Dataset rows describing interfaces
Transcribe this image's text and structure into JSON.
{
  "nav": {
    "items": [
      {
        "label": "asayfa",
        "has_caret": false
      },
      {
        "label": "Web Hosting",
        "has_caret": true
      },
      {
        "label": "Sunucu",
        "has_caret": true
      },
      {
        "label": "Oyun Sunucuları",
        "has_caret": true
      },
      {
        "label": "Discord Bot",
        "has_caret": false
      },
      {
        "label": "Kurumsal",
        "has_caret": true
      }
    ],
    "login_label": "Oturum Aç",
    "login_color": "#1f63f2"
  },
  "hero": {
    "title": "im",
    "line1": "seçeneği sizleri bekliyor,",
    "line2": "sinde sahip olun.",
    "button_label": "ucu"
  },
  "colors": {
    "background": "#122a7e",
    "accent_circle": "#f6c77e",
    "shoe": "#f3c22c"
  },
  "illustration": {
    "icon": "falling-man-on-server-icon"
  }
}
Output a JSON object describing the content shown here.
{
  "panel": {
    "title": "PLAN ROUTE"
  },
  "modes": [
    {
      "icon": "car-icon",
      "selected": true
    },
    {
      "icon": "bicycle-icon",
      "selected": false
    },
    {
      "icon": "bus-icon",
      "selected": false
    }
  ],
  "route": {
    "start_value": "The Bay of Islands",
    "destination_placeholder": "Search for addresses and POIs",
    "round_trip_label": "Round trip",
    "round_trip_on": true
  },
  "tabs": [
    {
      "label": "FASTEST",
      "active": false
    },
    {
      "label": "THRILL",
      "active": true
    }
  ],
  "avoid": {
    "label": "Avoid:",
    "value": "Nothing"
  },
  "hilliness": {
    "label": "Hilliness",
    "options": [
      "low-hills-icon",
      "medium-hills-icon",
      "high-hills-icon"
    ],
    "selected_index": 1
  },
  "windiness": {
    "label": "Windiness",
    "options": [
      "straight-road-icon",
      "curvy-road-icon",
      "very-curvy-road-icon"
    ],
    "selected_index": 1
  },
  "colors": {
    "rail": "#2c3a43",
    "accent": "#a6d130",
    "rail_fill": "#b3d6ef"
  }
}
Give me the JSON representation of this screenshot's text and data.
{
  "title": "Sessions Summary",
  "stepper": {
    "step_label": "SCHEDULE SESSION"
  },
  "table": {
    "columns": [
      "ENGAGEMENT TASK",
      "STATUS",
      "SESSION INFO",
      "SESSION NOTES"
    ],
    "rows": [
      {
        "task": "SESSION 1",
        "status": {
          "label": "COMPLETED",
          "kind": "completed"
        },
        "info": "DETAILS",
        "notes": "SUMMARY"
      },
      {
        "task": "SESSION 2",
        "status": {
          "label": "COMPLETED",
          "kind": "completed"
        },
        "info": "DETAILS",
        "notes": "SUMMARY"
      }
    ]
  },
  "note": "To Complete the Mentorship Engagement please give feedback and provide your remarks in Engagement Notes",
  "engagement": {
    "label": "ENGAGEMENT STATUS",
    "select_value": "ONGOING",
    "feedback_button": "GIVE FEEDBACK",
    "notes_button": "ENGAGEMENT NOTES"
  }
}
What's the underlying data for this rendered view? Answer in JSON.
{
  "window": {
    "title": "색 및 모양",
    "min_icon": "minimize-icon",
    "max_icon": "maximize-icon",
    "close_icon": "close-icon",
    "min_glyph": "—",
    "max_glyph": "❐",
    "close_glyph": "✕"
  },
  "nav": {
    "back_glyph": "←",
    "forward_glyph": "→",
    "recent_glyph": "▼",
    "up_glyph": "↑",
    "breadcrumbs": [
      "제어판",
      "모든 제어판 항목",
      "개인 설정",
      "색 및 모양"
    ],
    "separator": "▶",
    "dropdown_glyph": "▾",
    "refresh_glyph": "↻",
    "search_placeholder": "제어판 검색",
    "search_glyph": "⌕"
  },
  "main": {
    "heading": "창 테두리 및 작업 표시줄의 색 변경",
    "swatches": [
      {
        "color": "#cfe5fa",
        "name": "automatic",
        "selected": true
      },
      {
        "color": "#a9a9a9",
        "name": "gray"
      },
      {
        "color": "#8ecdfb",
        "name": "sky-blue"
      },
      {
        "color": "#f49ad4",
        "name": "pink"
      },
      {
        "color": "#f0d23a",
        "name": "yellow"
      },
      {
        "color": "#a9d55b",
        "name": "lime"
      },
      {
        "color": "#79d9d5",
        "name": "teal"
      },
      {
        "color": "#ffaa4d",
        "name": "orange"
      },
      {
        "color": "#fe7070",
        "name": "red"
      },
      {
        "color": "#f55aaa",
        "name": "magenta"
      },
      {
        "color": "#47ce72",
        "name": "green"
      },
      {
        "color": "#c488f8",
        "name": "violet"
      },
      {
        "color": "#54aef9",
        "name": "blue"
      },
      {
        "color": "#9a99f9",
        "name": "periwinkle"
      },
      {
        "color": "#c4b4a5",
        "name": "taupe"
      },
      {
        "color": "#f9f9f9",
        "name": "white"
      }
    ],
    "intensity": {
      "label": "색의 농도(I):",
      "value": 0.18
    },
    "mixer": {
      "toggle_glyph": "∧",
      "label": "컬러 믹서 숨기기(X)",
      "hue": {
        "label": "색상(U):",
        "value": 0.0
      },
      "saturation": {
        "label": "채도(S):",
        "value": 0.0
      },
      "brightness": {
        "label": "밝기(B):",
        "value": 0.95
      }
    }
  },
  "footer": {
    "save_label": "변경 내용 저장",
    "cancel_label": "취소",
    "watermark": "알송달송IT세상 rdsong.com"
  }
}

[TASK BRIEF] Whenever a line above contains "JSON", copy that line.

[EXERCISE OUTPUT]
Transcribe this image's text and structure into JSON.
Output a JSON object describing the content shown here.
Give me the JSON representation of this screenshot's text and data.
What's the underlying data for this rendered view? Answer in JSON.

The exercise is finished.